"Sharing a commentary box in Australia in 2013 with my broadcasting hero Bill Lawry was a real highlight. It has been a great pleasure to work alongside Ian Bishop, Ravi Shastri, Shane Warne, Shaun Pollock, and Ian Smith amongst many others.
"With the passing of Bob Willis and after the decision to move on by my good friends David Gower, Ian Botham and more recently, Michael Holding, the commentary box feels a little emptier. And so I feel it is time for me to do the same and move on to the next chapter.
"I leave the Sky box now in immensely capable hands led by my pals Michael Atherton, Nasser Hussain, Ian Ward and Rob Key. To those that follow, cherish that mic. Inform and entertain, so the next generation can fall in love with this wonderful game."
Sky said in a statement that Lloyd had been "a star of the Sky Cricket commentary box for over two decades, with an extraordinary ability to inform and entertain in equal measure" and that he had played "a huge role helping Sky launch Twenty20, taking cricket to new audiences in 2003 - a format that has changed the sport forever".
Lloyd's retirement comes a month after he issued an apology to Azeem Rafiq over an exchange in which he had questioned Rafiq's personal life and made disparaging comments about the UK's Asian cricketing community.
"I deeply regret my actions, and I apologise most sincerely to Azeem and to the Asian cricket community for doing this, and for any offence caused," Lloyd had said. "I am strongly committed to making cricket a more inclusive sport.

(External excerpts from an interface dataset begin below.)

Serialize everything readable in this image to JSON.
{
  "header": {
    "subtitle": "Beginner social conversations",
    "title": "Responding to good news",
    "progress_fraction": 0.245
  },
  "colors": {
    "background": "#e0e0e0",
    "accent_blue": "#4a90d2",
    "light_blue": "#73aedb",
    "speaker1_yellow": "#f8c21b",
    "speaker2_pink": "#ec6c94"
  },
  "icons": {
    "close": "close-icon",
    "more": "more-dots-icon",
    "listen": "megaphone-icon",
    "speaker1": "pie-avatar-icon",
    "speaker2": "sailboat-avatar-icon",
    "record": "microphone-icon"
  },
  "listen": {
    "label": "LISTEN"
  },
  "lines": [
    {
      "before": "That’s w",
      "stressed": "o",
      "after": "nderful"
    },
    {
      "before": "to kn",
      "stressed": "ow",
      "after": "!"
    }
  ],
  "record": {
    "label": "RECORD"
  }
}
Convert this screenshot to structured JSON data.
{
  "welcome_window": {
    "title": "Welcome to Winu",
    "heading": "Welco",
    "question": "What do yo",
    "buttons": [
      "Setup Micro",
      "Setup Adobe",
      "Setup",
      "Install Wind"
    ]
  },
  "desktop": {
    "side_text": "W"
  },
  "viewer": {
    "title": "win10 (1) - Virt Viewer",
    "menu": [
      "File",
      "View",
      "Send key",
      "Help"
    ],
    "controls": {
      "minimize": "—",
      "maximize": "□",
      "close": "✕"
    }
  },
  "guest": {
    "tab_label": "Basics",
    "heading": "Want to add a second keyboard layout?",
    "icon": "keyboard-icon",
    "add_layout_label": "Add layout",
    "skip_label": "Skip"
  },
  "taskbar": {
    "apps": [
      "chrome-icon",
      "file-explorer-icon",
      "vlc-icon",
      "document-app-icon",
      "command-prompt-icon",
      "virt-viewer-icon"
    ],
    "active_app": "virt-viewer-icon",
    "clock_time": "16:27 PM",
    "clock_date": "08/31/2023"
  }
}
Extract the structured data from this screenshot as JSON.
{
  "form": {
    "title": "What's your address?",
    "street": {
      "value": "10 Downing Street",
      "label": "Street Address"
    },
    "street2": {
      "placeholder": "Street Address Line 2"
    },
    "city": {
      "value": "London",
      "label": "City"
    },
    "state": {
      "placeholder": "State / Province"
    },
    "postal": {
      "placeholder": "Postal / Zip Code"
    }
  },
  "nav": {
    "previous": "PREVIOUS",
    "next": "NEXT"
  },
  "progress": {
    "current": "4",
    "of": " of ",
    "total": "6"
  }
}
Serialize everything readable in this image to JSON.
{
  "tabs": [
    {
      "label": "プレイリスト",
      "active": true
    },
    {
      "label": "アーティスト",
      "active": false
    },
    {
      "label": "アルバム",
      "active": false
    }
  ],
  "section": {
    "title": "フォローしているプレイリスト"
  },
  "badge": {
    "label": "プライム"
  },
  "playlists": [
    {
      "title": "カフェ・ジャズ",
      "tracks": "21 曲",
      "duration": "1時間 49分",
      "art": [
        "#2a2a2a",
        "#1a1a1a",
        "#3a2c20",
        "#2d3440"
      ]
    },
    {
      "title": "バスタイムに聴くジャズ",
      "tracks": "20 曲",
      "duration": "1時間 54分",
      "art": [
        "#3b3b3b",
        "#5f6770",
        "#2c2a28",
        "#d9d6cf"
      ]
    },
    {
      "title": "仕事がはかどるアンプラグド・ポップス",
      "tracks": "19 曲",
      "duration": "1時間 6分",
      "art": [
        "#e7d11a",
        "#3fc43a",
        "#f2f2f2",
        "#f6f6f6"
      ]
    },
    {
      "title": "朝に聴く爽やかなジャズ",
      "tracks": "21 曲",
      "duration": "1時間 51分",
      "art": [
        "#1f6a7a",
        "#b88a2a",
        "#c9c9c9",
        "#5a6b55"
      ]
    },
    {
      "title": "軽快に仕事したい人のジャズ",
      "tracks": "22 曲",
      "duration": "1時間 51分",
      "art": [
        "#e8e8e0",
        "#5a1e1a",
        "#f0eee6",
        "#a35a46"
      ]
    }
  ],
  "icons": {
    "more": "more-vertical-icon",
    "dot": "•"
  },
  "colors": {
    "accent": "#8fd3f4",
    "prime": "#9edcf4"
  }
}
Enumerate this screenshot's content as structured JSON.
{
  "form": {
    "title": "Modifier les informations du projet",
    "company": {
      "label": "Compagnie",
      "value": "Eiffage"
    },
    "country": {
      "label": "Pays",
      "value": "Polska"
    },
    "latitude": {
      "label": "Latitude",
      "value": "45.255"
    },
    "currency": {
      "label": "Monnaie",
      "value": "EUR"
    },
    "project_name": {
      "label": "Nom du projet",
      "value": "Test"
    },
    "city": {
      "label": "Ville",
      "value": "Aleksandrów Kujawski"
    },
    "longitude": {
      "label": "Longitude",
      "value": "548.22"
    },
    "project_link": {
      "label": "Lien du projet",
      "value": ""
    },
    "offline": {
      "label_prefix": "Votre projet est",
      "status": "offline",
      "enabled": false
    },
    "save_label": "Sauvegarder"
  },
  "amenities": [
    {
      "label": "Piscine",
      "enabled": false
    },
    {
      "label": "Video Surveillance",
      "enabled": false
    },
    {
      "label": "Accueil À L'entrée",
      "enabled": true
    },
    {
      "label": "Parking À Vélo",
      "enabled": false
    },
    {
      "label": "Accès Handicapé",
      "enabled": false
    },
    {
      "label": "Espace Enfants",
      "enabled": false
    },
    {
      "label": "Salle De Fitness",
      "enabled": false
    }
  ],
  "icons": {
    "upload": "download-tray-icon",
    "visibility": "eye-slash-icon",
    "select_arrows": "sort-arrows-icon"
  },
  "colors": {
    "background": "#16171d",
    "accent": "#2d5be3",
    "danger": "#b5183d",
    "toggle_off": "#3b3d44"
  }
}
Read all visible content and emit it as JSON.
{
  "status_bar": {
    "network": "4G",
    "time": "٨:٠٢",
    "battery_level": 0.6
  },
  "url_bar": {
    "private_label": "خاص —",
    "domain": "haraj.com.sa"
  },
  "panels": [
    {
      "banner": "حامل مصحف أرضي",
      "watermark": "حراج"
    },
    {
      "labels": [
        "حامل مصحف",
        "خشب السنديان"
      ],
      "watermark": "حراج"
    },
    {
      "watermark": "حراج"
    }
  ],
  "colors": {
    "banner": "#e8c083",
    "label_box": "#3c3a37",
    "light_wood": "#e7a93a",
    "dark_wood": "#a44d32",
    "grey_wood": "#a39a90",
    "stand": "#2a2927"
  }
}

"It is very obvious now that more work needs to be done and I will do everything I can to remove discrimination from the sport I love, and the sport that has been my life for over 50 years."
Sky said at the time that it was "committed to actively championing inclusion in cricket - and in all sports - and opposing all forms of discrimination" and that it would investigate Lloyd's comments.